I was going to write a warm, fuzzy post. Something encouraging, happy, Something to bring a smile to your face and spring in your step. It didn’t pan out – my evil twin – the helpful web surfer won out. The result follows.
While I don’t fall for most political slogans, there are some measures I do think need more attention. Thus, while I’m not really falling for the 100 hours thing (100 hours would be like half the time the previous congress actually worked. Right?), according to ABC News (Hat Tip: Pete Abel/Moderate Voice) , the Democrats will finally get around to actually admitting that mental disorders are equal in severity to physical problems and need to be treated appropriately.
After years of trying, advocates think they have a good chance of getting Congress to pass legislation next year that would require equal health insurance coverage for mental and physical illnesses, if their policies include both.
The legislation, named for the late Sen. Paul Wellstone, a Minnesota Democrat who championed the cause, has strong support in Congress but has run into GOP roadblocks. In the last congressional session, 231 House members more than half of the chamber signed on as co-sponsors. The GOP leadership, which in the past had expressed concern that the proposal would drive up health insurance premiums, wouldn’t bring it up for a vote.
In 2003, Senate Democrats tried to win passage of the bill as a tribute to Wellstone, who died in a plane crash the previous year. Republicans blocked an attempt to pass it by unanimous consent.
While this type of legislation might backfire, health insurance companies might just stop covering mental health, it is probably a step forward. It is arguable that this indeed would be a step forward because the Republicans fought the bill. That means someone (possibly the insurers and by inference the lobbyists) will be making less profit, something that is near and dear to Republican hearts, and thus the opposition.

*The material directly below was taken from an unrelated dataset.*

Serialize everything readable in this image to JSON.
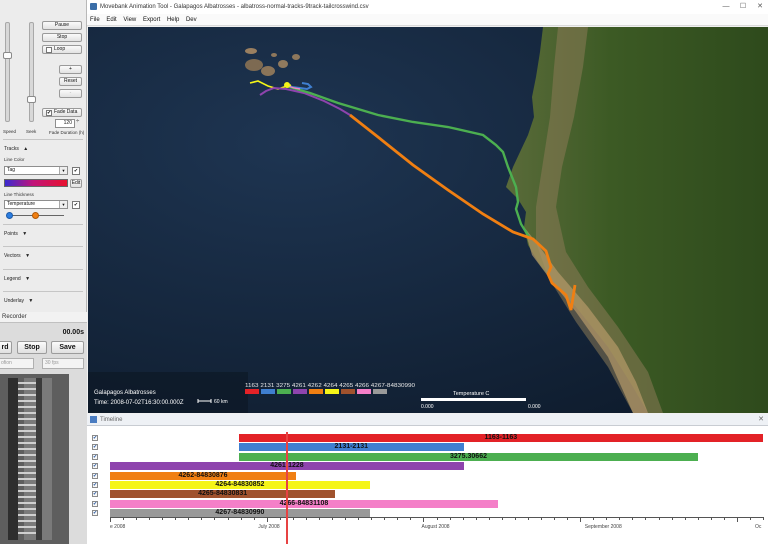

I was going to urge you to contact your Congress person to encourage swift passage of this measure.
But then my evil twin surfed in.
You see. I wanted your life to be easy. Foolish mortal that I am, I thought with approximately 430 Congressmen and 100 Senators, there would be a simple list of email addresses. Not. So. Fast. Buster.
I quickly found this page, the stupidity of which leaves me reeling. So I need to enter my full zip code in order to find my representative. OK. It would be foolish to think that one could simply list alternative representatives associated with the 5 digit codes and list the possible 4 digit ranges if appropriate (Is it that big a problem? Is there that much overlap?). I could understand that. But why do I need to enter the STATE first. Isn’t the complete 9 digit zip-code enough? Shouldn’t that route mail basically to my door step? With 300 Million people in the US, doesn’t that mean that there is one nine digit zip code for every 300 people? Are they spread out that much? Like in different states?
Thus, I ask you to do two things, dear readers. One. Please e-mail or conact your local congressperson and request the support of this bill. That’s the Wellstone Act, sponsored by Patrick Kennedy (even more info here).
Second, please write this brain-dead pagef*cker (it is Congress after all). This is the person responsible for the wonderful contact your congress person page. Ask this individual (nicely), just why in God’s /Allah’s /Jehovah’s or Gaia’s name do I need to enter my state to find my congressperson if I have to enter the nine digit zip-code ANYWAY? ISN’T THAT ENOUGH?! Why isn’t there a list of Congress people by state. Why can’t you legislate the postal service into giving you a web service to let people look that information up directly without redirection and warnings? Why does this service need to be obfuscated to the point of silliness? Why Mr/Ms Write Your Representive Admistrator? Why?
Bad programming! Get’s my panties in a bunch every time. Gee – do you think I have ‘issues’?
Maybe the Wellstone Act might help.